TillyGifford, an environmental justice campaigner and member of Plane Stupid, had been targeted by undercover officers in Scotland. In 2009, officers had attempted to recruit her as an informant. Referred to as an on-going “business arrangement”, Tilly was asked to betray her friends, beliefs and the communities in Scotland that she had been campaigning to protect. In the course of three meetings, police officers had indicated that they would give Tilly cash payments in exchange for information, and threatened her with prison should she fail to cooperate. Tilly recorded these exchanges and exposed the Police and their tactics in the media. The identities of these officers remain unknown, and it is unclear who had made the decision to target Tilly and on what basis.
As is the case for all activists who may have been spied on in Scotland, the answers to these questions fall outside the Inquiry’s remit which is limited to England and Wales. That is why this Judicial Review is so important.
The Court of session in Glasgow is being asked to consider whether the following decisions are lawful:
Is it right for the UK government not to extend the UCPI to Scotland? Is it right that it is limited to just England and Wales? and
Is it right for the Scottish government to fail to call its own public inquiry into undercover policing north of the border?
We submit that the UK government must extend the UCPI into Scotland, or the Scottish government must order its own public inquiry into how political policing operated north of the border.
It’s now known there were at least 18 UK undercover active during the 2005 G8 Summit at Gleneagles. We know notorious undercover Mark Kennedy was active in Scotland, including maintaining relationships with those he’d targeted. Carlo Neri a SDS undercover, came to family events of the Scottish woman he had deceived into a relationship.
We also suspect that undercover political policing occurred at:
the Pollock Free State;
during the Miners strike;
the poll tax movement;and
the Timex dispute.

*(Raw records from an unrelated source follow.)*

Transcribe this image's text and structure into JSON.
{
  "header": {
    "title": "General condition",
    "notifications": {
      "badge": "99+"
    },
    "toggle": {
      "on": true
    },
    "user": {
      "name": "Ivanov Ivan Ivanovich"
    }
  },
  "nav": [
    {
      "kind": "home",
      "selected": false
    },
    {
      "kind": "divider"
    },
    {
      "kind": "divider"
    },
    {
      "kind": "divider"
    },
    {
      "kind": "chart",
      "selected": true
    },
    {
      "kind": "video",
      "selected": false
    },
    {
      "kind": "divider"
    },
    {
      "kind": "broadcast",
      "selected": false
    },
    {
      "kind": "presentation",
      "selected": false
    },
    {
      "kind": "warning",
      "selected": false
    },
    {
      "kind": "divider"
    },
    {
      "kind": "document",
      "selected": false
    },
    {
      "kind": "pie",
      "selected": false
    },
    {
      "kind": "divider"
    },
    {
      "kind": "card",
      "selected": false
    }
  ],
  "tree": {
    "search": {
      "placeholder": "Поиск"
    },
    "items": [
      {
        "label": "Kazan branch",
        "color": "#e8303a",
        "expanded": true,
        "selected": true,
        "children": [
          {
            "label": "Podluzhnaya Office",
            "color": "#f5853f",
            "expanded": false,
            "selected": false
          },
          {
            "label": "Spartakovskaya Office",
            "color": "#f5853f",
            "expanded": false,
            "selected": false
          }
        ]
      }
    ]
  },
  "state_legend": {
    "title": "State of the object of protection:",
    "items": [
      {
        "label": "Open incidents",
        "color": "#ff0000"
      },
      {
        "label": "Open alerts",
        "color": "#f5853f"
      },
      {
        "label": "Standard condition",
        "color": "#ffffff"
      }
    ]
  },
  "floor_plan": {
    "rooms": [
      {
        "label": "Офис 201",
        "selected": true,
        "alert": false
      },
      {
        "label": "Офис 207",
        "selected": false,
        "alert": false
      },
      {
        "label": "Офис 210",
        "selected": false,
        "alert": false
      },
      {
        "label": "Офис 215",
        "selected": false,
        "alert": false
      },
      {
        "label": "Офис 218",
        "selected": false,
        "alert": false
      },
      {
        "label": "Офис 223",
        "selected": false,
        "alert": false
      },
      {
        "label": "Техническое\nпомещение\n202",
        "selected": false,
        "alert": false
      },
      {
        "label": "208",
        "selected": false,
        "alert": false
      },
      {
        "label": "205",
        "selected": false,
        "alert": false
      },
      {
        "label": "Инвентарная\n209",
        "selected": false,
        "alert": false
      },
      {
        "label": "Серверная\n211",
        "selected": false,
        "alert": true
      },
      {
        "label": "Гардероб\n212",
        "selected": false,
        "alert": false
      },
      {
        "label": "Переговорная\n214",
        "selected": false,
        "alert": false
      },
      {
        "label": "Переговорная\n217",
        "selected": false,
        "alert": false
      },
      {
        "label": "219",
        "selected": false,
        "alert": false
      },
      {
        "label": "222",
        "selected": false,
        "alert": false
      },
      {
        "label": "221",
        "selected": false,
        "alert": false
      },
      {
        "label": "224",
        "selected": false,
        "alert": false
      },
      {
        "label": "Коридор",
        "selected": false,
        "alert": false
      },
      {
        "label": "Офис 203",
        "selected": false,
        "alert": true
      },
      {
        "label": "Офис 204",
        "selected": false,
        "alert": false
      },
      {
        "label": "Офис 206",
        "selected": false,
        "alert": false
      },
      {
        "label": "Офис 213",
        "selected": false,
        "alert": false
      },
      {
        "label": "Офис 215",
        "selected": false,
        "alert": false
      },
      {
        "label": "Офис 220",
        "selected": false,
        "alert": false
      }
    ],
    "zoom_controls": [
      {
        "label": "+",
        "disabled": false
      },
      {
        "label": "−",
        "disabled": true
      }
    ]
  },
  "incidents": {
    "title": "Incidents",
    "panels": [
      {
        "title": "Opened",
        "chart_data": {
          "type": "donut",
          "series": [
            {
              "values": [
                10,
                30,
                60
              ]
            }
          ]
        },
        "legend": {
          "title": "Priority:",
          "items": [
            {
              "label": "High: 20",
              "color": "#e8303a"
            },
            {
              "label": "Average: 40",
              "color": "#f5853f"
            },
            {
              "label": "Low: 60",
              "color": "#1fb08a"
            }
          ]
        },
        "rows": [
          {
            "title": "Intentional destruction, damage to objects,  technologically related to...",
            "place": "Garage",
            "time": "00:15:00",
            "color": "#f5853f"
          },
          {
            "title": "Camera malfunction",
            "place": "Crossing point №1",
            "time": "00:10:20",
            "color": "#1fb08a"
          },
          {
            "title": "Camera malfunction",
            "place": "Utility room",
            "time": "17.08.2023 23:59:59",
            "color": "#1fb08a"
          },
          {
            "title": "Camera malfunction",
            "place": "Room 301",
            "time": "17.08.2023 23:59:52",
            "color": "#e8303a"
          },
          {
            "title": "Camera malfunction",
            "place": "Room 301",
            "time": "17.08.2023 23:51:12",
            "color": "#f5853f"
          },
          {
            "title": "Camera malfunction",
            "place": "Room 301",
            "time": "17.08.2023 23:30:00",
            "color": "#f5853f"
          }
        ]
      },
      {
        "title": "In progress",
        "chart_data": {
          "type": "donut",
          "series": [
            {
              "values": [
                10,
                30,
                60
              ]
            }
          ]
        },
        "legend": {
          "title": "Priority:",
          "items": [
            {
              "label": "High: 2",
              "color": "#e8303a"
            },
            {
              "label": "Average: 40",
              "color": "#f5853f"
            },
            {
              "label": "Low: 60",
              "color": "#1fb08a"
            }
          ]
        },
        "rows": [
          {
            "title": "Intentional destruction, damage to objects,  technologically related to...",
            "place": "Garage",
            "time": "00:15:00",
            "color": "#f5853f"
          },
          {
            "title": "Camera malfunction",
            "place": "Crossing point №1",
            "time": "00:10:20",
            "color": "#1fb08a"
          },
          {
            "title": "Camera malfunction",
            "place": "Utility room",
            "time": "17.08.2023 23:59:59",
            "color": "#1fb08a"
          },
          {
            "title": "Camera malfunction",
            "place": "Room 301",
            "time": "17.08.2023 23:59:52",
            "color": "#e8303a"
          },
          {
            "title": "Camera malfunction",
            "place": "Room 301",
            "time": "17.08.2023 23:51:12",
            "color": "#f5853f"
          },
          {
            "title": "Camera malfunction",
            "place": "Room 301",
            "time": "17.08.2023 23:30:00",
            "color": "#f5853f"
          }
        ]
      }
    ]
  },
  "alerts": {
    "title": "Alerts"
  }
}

This list is in no way exhaustive.
The full hearing is due to be heard on the 19-20th July 2018.
The Public Interest Law Centre is bringing a case against the UK and Scottish government on behalf of our client Tilly Gifford. The Judicial Review action is due to take place on the 19th and 20th July 2018 at the Court of Session in Edinburgh.

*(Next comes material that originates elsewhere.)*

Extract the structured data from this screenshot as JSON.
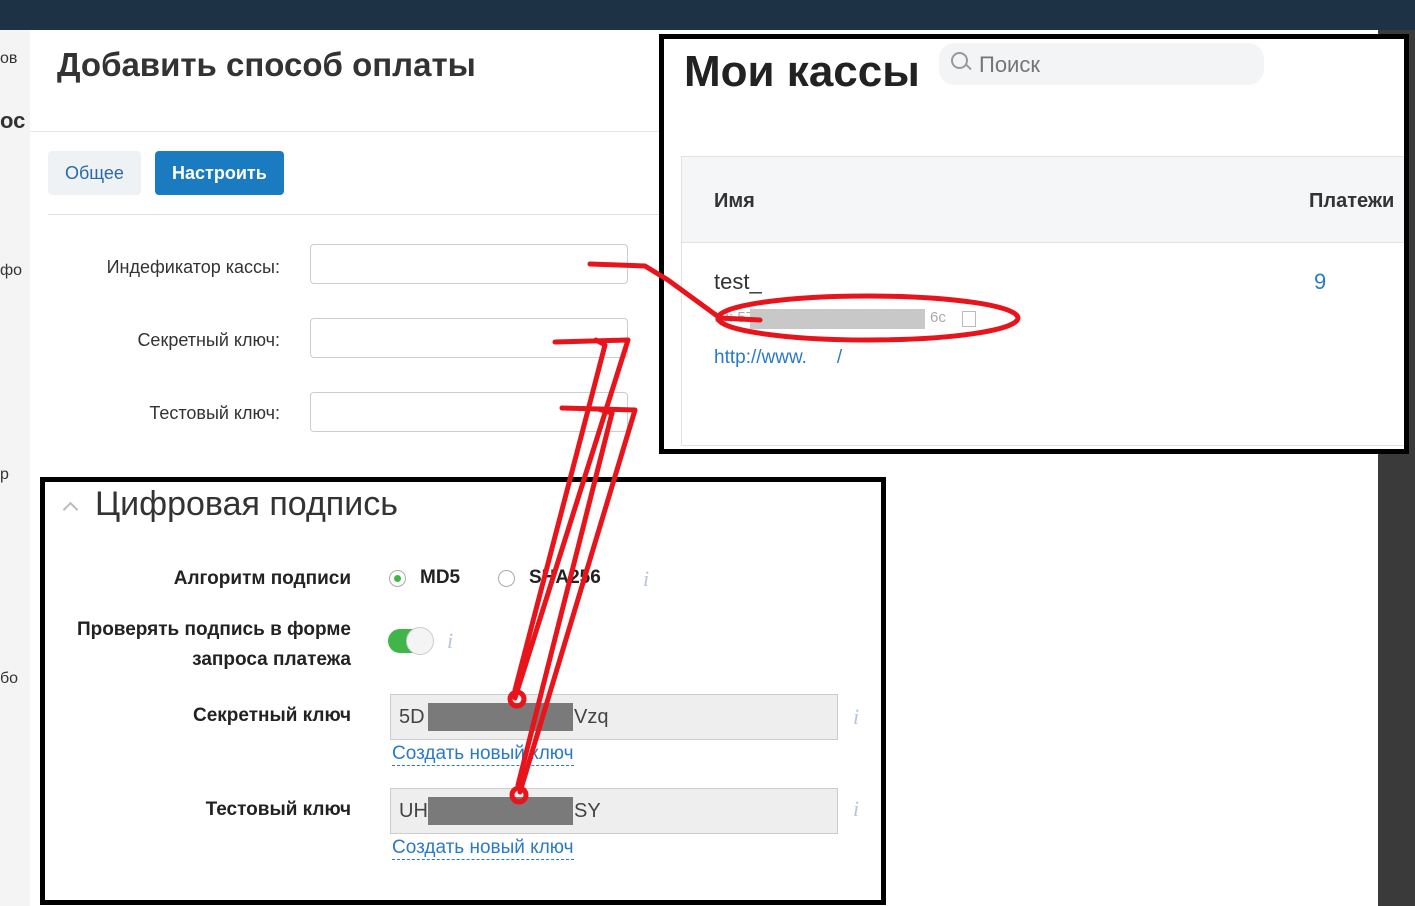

Working closely with Scottish lawyers we seek to obtain judgment that quashes the decison by the UK government for its failure to extend the Undercover Policing Inquiry (UCPI) north of the border; and/or the Scottish government failure to call its own inquiry into undercover political policing.
On the back of that we supported the conference to support the Judicial review challenge. However, we see that the organising of the Scottish Campaign Opposing Police Surveillance (SCOPS) as a major break through in organising activists through the movement around the issue of police surveillance.
SCOPS has its first committee meeting – if you live north of the border get involved – e-mail at email@example.com
The Undercover Policing Inquiry (UCPI) is at a crossroads – these are the words of Sir John Mitting – the Chairman of the Inquiry. On one level he is right, however as many Core Participants to the UCPI note, this is something he has caused.
As a result a number of Core Participants have come together to launch a Judicial Review. They need to raise £5,000 to cover the initial stages of the application. The challenge is centrally against the refusal to appoint a diverse panel to look at the issues of systematic institutionalised racism and sexism, and the invasion of human rights particularly of working class campaigners for social justice. Can you help?
Core Participants want to properly participate in this Inquiry. They want it to succeed. They want it to be transparent and fair. They feel that there is no option but to issue a legal challenge now.
Please support the financial appeal – the crowd justice page is here
An article about the issues involved can be found in the the Guardian from Rob Evans.
The challenge is supported by lawyers at Public Interest Law Centre and is being brought by Birnberg Peirce solicitors.